Your output should contain every record, unchanged.

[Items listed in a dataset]
%%
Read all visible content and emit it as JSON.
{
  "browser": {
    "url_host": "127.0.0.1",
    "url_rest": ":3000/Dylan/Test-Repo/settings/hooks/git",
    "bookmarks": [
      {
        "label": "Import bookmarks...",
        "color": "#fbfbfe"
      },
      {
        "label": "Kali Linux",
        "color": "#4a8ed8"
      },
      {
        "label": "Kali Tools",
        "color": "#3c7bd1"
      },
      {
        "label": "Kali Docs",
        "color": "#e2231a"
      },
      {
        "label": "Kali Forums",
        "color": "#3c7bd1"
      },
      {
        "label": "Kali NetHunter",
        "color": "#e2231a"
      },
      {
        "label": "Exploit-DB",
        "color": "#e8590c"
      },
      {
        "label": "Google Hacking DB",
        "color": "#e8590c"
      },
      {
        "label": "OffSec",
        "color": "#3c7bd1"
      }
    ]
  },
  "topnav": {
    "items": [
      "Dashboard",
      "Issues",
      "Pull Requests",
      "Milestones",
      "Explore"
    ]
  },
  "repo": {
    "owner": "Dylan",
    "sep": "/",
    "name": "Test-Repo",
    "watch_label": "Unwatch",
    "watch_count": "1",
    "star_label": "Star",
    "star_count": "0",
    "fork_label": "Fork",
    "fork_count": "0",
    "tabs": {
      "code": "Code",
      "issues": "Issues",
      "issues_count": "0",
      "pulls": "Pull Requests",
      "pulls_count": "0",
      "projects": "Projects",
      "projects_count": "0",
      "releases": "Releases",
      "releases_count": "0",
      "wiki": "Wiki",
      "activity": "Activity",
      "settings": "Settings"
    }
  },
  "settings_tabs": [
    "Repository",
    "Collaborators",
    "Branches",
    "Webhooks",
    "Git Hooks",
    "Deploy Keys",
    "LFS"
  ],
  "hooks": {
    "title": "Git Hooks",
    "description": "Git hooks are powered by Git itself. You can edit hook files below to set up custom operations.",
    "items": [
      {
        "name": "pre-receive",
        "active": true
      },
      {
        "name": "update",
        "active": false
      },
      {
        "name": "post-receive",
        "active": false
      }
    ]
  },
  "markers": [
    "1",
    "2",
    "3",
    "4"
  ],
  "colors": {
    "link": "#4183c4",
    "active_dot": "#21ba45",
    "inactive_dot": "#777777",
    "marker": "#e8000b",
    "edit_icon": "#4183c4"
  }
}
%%
*TASK RESPONSE*:
Read all visible content and emit it as JSON.
{
  "browser": {
    "url_host": "127.0.0.1",
    "url_rest": ":3000/Dylan/Test-Repo/settings/hooks/git",
    "bookmarks": [
      {
        "label": "Import bookmarks...",
        "color": "#fbfbfe"
      },
      {
        "label": "Kali Linux",
        "color": "#4a8ed8"
      },
      {
        "label": "Kali Tools",
        "color": "#3c7bd1"
      },
      {
        "label": "Kali Docs",
        "color": "#e2231a"
      },
      {
        "label": "Kali Forums",
        "color": "#3c7bd1"
      },
      {
        "label": "Kali NetHunter",
        "color": "#e2231a"
      },
      {
        "label": "Exploit-DB",
        "color": "#e8590c"
      },
      {
        "label": "Google Hacking DB",
        "color": "#e8590c"
      },
      {
        "label": "OffSec",
        "color": "#3c7bd1"
      }
    ]
  },
  "topnav": {
    "items": [
      "Dashboard",
      "Issues",
      "Pull Requests",
      "Milestones",
      "Explore"
    ]
  },
  "repo": {
    "owner": "Dylan",
    "sep": "/",
    "name": "Test-Repo",
    "watch_label": "Unwatch",
    "watch_count": "1",
    "star_label": "Star",
    "star_count": "0",
    "fork_label": "Fork",
    "fork_count": "0",
    "tabs": {
      "code": "Code",
      "issues": "Issues",
      "issues_count": "0",
      "pulls": "Pull Requests",
      "pulls_count": "0",
      "projects": "Projects",
      "projects_count": "0",
      "releases": "Releases",
      "releases_count": "0",
      "wiki": "Wiki",
      "activity": "Activity",
      "settings": "Settings"
    }
  },
  "settings_tabs": [
    "Repository",
    "Collaborators",
    "Branches",
    "Webhooks",
    "Git Hooks",
    "Deploy Keys",
    "LFS"
  ],
  "hooks": {
    "title": "Git Hooks",
    "description": "Git hooks are powered by Git itself. You can edit hook files below to set up custom operations.",
    "items": [
      {
        "name": "pre-receive",
        "active": true
      },
      {
        "name": "update",
        "active": false
      },
      {
        "name": "post-receive",
        "active": false
      }
    ]
  },
  "markers": [
    "1",
    "2",
    "3",
    "4"
  ],
  "colors": {
    "link": "#4183c4",
    "active_dot": "#21ba45",
    "inactive_dot": "#777777",
    "marker": "#e8000b",
    "edit_icon": "#4183c4"
  }
}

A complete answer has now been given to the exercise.